Therefore, Matt Quatraro and the Royals have to be patient with Hernandez, for he will probably have a heightened role in the bullpen once Chapman and maybe Barlow are traded at some point this season. While saying that Hernandez will need to slide into the closer role this year may be rash, the Royals do need him to have a key role in some capacity in the late innings and in higher leverage opportunities later in the season.
Hernandez does fare somewhat okay in some advanced metrics compared to other relievers, especially on an xFIP end. He ranks seventh overall for all Royals relievers this year in terms of xFIP, according to Fangraphs. That is much better than his 13th ranking in terms of fWAR.
Surprisingly, Hernandez ranks better than Amir Garret, Josh Staumont, Ryan Yarbrough, and Coleman in the category of xFIP, as of Sunday.
Also, in terms of Stuff + (Eno Sarris’ pitch quality metric), Hernandez ranks only behind Chapman, which is pretty impressive considering how dominating Chapman has been out of the bullpen for the Royals.
Stuff + evaluates very similarly to PLV. Thus, it’s nice to see that on a pitch quality end, Hernandez is seeing some positive trends and consistency among different “pitch quality evaluation” metrics.
Therefore, there’s no reason why Royals fans should be panicking about Hernandez or thinking that he needs a demotion to Omaha as of yet. Pitch command is always an endeavor for pitchers that’s easier said than done. That being said, if Hernandez can find more consistency in the command of his pitches, and lessen those pitches in the “meatball” areas of the zone, he most likely will see some positive regression in his peripheral metrics (i.e. ERA, WHIP, fWAR) soon.
If he can iron out those command issues a bit with the help of the coaching staff, string together some solid outings, and lessen those “meltdowns”?

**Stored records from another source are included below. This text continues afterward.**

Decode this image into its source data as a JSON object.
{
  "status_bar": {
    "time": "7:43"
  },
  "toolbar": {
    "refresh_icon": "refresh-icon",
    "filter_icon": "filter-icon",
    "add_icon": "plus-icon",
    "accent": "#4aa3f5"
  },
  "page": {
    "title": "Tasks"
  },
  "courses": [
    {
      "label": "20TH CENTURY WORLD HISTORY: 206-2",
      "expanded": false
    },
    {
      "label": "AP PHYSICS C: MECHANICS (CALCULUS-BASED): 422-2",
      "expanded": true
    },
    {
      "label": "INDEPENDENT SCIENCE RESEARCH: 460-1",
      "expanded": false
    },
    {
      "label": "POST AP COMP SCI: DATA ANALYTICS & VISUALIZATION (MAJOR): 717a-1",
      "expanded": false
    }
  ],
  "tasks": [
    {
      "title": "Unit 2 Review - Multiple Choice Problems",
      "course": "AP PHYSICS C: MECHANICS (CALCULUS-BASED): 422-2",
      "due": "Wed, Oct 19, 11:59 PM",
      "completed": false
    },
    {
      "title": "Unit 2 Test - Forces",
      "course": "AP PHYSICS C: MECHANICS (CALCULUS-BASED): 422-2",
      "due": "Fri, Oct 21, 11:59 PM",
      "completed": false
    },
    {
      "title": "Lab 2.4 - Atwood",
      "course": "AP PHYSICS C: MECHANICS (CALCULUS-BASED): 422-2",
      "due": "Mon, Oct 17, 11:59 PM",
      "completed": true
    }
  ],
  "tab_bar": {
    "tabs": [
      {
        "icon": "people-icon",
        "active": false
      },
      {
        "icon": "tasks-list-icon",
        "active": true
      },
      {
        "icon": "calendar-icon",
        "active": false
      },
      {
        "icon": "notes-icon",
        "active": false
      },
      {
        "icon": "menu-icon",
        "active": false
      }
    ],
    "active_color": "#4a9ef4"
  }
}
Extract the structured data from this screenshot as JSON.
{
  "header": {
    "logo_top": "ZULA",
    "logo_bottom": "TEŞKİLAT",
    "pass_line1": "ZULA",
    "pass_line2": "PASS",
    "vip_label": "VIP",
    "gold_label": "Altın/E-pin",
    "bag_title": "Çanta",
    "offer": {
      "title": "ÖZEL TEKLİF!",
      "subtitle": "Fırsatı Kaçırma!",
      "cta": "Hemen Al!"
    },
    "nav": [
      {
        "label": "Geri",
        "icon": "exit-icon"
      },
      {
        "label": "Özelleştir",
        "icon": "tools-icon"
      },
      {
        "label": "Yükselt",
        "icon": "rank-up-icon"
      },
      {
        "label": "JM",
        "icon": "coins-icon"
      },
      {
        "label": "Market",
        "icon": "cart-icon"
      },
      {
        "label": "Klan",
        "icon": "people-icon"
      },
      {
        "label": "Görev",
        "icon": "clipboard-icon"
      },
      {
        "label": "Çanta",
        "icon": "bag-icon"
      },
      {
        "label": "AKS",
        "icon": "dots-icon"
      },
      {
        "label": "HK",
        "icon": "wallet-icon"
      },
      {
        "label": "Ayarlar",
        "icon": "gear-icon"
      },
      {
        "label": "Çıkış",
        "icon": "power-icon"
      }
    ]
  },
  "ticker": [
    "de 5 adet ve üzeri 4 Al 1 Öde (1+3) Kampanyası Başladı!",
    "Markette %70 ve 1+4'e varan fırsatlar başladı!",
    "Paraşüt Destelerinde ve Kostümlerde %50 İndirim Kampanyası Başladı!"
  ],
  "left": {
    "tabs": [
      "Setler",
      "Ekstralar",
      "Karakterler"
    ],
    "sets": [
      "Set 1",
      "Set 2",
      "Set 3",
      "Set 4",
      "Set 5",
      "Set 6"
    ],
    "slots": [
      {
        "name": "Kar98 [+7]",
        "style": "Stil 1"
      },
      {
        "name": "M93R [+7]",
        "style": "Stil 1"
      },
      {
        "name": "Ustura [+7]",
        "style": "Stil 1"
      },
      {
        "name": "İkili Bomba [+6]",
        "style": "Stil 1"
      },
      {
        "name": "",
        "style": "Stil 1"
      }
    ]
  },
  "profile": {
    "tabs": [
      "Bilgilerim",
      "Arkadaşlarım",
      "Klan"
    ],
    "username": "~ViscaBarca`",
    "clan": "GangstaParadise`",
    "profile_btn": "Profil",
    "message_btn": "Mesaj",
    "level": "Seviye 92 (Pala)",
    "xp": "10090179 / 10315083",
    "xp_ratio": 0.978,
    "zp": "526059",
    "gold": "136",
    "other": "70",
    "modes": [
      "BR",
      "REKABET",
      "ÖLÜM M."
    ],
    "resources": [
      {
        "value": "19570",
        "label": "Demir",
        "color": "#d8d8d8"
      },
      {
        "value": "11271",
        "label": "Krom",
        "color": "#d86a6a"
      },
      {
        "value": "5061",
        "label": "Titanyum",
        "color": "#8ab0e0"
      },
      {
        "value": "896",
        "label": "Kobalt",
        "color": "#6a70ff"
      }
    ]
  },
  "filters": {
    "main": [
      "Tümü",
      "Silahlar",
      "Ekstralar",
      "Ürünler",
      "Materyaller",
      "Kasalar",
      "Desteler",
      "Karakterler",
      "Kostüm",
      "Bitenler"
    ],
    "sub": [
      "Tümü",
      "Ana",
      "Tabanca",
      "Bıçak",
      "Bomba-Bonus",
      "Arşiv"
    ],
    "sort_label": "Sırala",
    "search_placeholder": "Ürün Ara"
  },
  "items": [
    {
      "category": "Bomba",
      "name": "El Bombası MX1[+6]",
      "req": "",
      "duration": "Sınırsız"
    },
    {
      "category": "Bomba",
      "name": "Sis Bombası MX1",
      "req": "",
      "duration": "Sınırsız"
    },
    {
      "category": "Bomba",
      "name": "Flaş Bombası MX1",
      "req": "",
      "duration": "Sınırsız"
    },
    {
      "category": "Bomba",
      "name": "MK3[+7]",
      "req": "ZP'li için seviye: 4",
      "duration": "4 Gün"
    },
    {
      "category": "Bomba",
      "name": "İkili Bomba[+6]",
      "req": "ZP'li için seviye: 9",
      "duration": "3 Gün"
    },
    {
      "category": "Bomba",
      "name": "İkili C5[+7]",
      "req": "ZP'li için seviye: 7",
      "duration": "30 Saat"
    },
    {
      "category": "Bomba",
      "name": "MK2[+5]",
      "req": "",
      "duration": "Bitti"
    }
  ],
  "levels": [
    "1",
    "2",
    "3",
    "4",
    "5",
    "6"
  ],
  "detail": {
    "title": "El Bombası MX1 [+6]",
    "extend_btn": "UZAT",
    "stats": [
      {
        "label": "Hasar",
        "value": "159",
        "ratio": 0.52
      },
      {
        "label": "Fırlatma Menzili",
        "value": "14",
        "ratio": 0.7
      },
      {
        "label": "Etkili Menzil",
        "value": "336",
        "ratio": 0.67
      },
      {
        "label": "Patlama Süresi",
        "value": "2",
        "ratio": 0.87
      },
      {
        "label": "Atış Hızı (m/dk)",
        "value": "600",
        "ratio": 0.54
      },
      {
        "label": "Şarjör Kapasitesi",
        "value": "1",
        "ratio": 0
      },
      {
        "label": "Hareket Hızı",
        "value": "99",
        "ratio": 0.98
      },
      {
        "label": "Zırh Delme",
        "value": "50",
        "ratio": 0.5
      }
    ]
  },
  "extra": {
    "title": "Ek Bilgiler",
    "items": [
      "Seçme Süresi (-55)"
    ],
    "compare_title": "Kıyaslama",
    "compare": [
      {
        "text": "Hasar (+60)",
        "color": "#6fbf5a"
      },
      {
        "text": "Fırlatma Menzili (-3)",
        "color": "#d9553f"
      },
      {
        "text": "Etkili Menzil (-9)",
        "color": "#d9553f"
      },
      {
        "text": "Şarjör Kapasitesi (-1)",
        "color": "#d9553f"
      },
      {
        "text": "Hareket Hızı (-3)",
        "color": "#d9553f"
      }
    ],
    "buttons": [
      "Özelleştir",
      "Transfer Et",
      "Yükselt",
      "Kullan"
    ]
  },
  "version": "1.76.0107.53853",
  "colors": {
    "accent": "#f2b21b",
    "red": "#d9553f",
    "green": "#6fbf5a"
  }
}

Well, that would help him regain his stock as a pitcher in a Royals bullpen that is in desperate need of help this season, based on how things have started out.
And perhaps in 2024 Royals fans could legitimately have those “Hernandez as the Royals closer” talks.
Photo Credit: Charlie Riedel/AP